WHAT THIS TASK INVOLVES
From the listing below, pick out each line with the word "JSON".

EXCERPTED RECORDS
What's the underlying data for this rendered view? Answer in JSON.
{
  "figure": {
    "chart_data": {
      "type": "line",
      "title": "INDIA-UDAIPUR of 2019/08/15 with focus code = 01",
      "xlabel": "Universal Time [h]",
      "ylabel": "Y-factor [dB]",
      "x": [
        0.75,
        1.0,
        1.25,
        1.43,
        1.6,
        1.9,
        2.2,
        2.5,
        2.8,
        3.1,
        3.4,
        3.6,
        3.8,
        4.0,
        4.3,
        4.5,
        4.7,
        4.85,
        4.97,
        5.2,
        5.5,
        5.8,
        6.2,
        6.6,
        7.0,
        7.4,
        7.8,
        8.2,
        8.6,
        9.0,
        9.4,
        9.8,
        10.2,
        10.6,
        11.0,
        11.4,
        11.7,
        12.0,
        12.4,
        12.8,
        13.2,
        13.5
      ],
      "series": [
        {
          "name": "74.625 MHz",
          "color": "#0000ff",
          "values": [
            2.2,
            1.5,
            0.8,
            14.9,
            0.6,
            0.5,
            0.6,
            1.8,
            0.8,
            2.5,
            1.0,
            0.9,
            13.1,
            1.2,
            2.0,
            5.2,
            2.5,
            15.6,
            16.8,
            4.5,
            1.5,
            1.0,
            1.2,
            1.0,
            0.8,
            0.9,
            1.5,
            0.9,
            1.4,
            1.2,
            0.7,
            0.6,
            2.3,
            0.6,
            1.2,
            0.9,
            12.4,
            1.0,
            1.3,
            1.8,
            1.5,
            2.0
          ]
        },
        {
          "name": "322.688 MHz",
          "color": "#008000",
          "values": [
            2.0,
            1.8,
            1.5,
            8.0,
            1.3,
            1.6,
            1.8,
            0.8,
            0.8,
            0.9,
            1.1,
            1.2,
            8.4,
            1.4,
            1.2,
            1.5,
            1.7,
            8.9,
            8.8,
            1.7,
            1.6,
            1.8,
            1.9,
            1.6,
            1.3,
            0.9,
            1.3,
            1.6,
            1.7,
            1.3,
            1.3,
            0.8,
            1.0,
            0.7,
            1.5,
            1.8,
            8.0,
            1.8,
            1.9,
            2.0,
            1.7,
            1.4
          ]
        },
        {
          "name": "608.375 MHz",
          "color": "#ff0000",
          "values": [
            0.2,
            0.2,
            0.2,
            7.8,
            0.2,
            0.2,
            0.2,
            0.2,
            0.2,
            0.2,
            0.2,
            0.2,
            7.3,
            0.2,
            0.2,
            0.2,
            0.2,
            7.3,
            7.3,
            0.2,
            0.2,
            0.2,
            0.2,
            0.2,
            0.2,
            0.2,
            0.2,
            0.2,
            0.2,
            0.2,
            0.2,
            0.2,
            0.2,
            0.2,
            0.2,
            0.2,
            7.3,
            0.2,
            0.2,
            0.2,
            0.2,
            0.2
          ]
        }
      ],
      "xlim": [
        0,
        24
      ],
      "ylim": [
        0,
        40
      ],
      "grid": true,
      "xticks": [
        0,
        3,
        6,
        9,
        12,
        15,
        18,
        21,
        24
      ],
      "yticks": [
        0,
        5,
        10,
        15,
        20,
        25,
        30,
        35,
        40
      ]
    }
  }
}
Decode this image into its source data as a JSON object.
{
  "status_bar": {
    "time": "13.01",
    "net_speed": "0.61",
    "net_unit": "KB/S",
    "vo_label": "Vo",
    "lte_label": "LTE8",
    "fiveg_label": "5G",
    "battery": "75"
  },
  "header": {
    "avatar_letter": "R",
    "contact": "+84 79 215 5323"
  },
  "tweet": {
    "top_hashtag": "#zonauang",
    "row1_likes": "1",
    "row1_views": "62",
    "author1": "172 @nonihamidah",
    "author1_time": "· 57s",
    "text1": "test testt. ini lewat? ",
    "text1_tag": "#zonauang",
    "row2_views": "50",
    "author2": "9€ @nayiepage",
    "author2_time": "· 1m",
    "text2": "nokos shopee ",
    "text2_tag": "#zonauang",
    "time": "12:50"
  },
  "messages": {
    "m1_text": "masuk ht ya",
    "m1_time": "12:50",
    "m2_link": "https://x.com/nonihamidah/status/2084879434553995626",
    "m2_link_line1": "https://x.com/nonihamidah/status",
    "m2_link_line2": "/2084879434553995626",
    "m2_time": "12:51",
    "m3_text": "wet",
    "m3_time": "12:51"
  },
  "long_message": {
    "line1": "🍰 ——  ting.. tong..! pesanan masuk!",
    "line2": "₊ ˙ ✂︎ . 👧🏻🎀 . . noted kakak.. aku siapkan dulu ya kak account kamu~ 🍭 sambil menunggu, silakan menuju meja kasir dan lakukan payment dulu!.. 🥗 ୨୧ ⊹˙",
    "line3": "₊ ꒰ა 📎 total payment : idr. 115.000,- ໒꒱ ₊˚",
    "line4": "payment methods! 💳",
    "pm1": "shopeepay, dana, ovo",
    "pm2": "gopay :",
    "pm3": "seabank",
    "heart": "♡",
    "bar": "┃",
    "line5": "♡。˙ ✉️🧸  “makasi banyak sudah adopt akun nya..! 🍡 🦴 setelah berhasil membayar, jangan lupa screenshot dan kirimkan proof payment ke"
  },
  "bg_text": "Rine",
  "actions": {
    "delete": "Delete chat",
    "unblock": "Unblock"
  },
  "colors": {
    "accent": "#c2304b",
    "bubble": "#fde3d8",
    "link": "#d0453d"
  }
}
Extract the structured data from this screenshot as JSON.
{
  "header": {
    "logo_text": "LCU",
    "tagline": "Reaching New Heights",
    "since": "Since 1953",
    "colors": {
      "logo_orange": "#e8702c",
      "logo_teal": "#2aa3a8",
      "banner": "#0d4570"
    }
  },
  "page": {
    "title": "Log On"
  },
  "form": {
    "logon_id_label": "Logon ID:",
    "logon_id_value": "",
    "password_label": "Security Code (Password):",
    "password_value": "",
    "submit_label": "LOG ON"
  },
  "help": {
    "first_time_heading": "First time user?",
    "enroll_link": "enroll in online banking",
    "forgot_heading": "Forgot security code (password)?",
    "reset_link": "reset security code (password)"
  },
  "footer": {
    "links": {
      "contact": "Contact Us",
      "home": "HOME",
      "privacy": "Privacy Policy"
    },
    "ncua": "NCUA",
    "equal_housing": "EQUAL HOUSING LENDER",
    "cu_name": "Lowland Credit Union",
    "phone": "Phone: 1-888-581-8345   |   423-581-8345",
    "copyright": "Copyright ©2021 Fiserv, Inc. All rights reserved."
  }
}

FINISHED EXERCISE
What's the underlying data for this rendered view? Answer in JSON.
Decode this image into its source data as a JSON object.
Extract the structured data from this screenshot as JSON.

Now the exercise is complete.